Many insects of the tropical rainforest depend on camouflage to protect themselves from predators.

Some are green or brown-colored, and so blend into their surroundings.

Some species, such as the stick insects, change color slowly to adjust to changes in the background.

The glasswing butterfly of South America has transparent wings through which the background is clearly visible.

Shadows provide predators with important visual clues. They give objects depth and outlines.

Several insects have developed ways of hiding their shadows.

Lateral structures in the form of plates, hairs or outgrowths help insects such as caterpillars merge into the substratum.

Many other species are flattened and crouch close to the surface they are mimicking.

To offset the shadows produced by the vertical shafts of light in the tropical rainforest, some caterpillars are countershaded-the undersurface is a lighter shade than the upper.

When viewed from the side, the caterpillars appear flat rather than round.

An insect's outline may also be blurred through disruptive coloration, when bright patches stand out from the rest of the body, which merges into the background.

The stripes in caterpillars and grasshoppers commonly have this effect, as well as breaking up an insect's bilateral symmetry.

Some insects masquerade as commonplace items in their surroundings. Several mimic living, dead or decayed leaves.

With their greatly flattened bodies and legs, leaf insects are able to imitate a cluster of slightly chewed leaves.

Leaf mimics are often further protected by realistic markings of disease patches or bird droppings.

Treehoppers, plant-sucking bugs of the Central and South American rainforests, have pronotums that may be enlarged to produce a thornlike appearance, or may be knobbed and black, resembling ants.

Other structures that are successfully mimicked are seeds by weevils and bird droppings by caterpillars.

The behavior of the mimics frequently accentuates the deception.

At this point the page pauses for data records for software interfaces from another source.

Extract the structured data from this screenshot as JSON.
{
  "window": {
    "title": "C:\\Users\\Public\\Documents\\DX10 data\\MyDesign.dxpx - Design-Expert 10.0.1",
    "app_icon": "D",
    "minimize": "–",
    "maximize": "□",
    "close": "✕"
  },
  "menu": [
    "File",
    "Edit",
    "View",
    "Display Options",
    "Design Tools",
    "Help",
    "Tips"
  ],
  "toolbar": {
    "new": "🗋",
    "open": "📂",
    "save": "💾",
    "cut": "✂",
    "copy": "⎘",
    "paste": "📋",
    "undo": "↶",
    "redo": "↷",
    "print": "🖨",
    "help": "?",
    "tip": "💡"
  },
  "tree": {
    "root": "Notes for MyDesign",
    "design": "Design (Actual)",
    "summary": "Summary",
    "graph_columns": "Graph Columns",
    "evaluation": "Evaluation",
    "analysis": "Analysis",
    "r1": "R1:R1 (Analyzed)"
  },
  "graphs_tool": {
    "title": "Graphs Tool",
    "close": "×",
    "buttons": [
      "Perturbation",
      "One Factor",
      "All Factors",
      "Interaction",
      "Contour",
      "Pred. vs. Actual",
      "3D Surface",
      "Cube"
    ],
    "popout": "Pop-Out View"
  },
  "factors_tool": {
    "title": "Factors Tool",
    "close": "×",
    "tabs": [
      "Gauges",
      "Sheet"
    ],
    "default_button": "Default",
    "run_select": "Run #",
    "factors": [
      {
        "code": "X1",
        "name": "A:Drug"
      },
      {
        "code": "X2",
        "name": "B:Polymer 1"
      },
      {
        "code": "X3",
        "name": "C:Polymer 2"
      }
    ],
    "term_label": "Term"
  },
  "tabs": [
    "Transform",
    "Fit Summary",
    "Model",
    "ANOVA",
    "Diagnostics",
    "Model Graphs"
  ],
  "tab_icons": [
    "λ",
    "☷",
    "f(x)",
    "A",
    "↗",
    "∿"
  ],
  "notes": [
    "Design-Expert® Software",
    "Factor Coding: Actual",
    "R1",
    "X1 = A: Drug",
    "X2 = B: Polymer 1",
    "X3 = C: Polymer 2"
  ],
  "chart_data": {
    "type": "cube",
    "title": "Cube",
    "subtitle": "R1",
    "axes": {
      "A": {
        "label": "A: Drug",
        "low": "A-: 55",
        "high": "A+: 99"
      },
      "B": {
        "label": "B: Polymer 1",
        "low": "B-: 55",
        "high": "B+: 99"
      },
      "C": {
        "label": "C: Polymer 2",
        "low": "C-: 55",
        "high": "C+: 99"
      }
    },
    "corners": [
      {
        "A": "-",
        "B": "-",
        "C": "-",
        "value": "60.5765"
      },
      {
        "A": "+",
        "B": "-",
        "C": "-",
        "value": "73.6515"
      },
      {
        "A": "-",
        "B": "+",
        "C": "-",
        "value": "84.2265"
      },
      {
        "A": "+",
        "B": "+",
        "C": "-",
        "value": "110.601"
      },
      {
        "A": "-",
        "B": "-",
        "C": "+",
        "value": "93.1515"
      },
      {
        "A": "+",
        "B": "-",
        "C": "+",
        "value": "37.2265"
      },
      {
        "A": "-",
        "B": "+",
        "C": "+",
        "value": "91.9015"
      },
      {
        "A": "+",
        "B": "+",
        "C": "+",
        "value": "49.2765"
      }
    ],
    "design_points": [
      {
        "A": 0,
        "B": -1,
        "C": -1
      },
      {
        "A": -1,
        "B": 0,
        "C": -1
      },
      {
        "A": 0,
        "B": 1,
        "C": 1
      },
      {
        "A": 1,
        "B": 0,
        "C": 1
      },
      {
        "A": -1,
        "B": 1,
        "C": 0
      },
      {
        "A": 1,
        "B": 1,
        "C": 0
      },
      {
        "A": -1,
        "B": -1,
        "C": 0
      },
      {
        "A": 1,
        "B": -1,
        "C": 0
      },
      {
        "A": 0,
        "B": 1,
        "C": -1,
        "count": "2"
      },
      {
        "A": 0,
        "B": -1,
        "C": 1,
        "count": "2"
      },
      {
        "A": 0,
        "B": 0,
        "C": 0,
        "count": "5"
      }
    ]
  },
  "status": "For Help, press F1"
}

Many remain immobile for long periods, or freeze when danger threatens.

Leaf and stick insects gently rock back and forth to simulate movement in a breeze.

Some butterflies fly hesitantly, like falling leaves.

Species that use camouflage often have a second line of defense to use when their disguises fail.

Some drop to the ground and feign death.

Others attempt to startle a predator.

When threatened, Choerododis rhombicollis, a leaf-mimicking mantis from Central America, will turn toward its aggressor, exposing the undersurface of its large, flat pronotal shield, appearing to increase in size.
As it lunges toward the predator, it rubs its forelegs on the pronotal shield, making a scraping sound.